Assignment ->
Return all of the data verbatim, dropping any picture.

(Entries from a dataset of interfaces)
───
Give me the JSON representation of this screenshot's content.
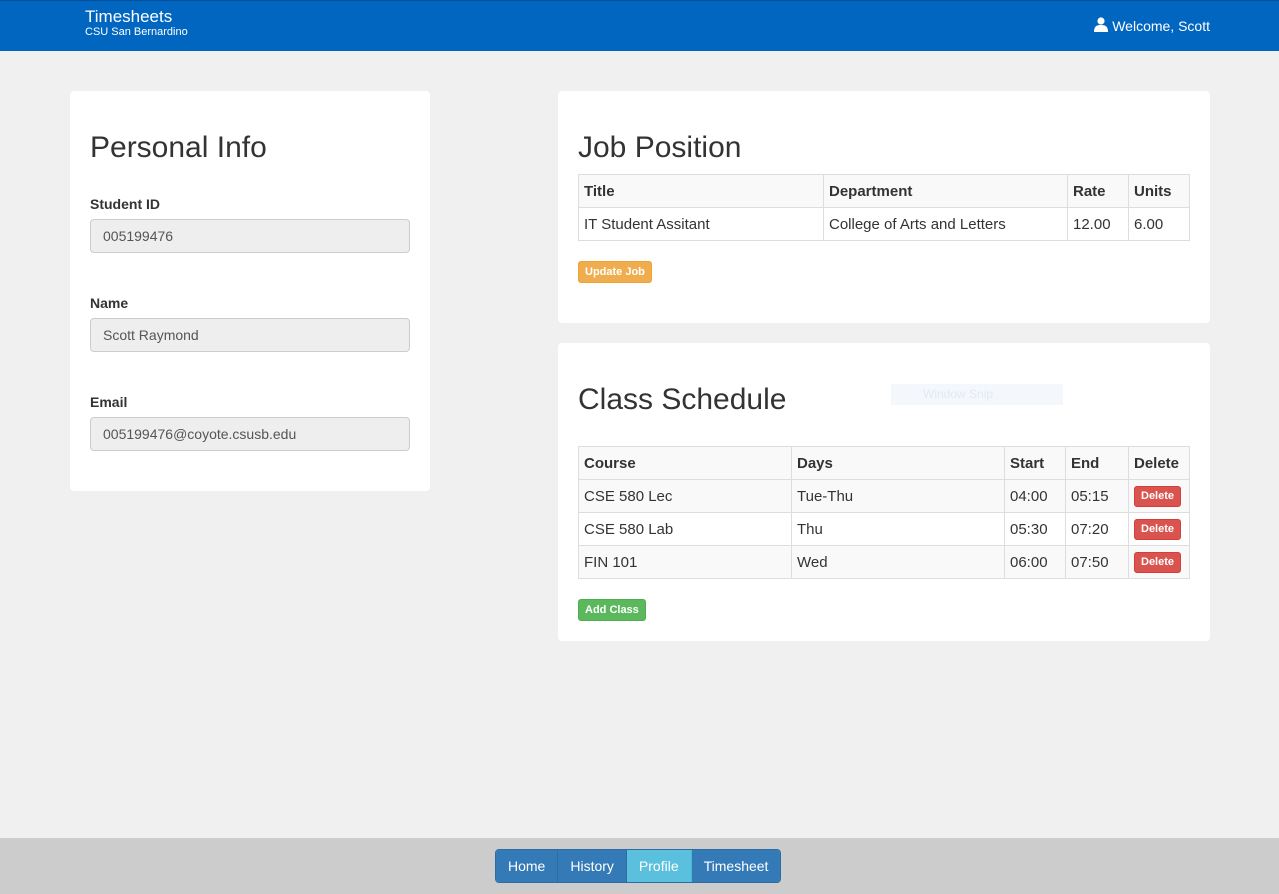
{
  "navbar": {
    "title": "Timesheets",
    "subtitle": "CSU San Bernardino",
    "welcome": "Welcome, Scott",
    "user_icon": "user-icon",
    "color": "#0066c0"
  },
  "personal": {
    "heading": "Personal Info",
    "student_id_label": "Student ID",
    "student_id_value": "005199476",
    "name_label": "Name",
    "name_value": "Scott Raymond",
    "email_label": "Email",
    "email_value": "005199476@coyote.csusb.edu"
  },
  "job": {
    "heading": "Job Position",
    "columns": [
      "Title",
      "Department",
      "Rate",
      "Units"
    ],
    "rows": [
      [
        "IT Student Assitant",
        "College of Arts and Letters",
        "12.00",
        "6.00"
      ]
    ],
    "update_button": "Update Job"
  },
  "classes": {
    "heading": "Class Schedule",
    "columns": [
      "Course",
      "Days",
      "Start",
      "End",
      "Delete"
    ],
    "rows": [
      {
        "course": "CSE 580 Lec",
        "days": "Tue-Thu",
        "start": "04:00",
        "end": "05:15",
        "delete": "Delete"
      },
      {
        "course": "CSE 580 Lab",
        "days": "Thu",
        "start": "05:30",
        "end": "07:20",
        "delete": "Delete"
      },
      {
        "course": "FIN 101",
        "days": "Wed",
        "start": "06:00",
        "end": "07:50",
        "delete": "Delete"
      }
    ],
    "add_button": "Add Class"
  },
  "overlay": {
    "window_snip": "Window Snip"
  },
  "footer": {
    "buttons": [
      "Home",
      "History",
      "Profile",
      "Timesheet"
    ],
    "active": "Profile"
  }
}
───
Response ->
Give me the JSON representation of this screenshot's content.
{
  "navbar": {
    "title": "Timesheets",
    "subtitle": "CSU San Bernardino",
    "welcome": "Welcome, Scott",
    "user_icon": "user-icon",
    "color": "#0066c0"
  },
  "personal": {
    "heading": "Personal Info",
    "student_id_label": "Student ID",
    "student_id_value": "005199476",
    "name_label": "Name",
    "name_value": "Scott Raymond",
    "email_label": "Email",
    "email_value": "005199476@coyote.csusb.edu"
  },
  "job": {
    "heading": "Job Position",
    "columns": [
      "Title",
      "Department",
      "Rate",
      "Units"
    ],
    "rows": [
      [
        "IT Student Assitant",
        "College of Arts and Letters",
        "12.00",
        "6.00"
      ]
    ],
    "update_button": "Update Job"
  },
  "classes": {
    "heading": "Class Schedule",
    "columns": [
      "Course",
      "Days",
      "Start",
      "End",
      "Delete"
    ],
    "rows": [
      {
        "course": "CSE 580 Lec",
        "days": "Tue-Thu",
        "start": "04:00",
        "end": "05:15",
        "delete": "Delete"
      },
      {
        "course": "CSE 580 Lab",
        "days": "Thu",
        "start": "05:30",
        "end": "07:20",
        "delete": "Delete"
      },
      {
        "course": "FIN 101",
        "days": "Wed",
        "start": "06:00",
        "end": "07:50",
        "delete": "Delete"
      }
    ],
    "add_button": "Add Class"
  },
  "overlay": {
    "window_snip": "Window Snip"
  },
  "footer": {
    "buttons": [
      "Home",
      "History",
      "Profile",
      "Timesheet"
    ],
    "active": "Profile"
  }
}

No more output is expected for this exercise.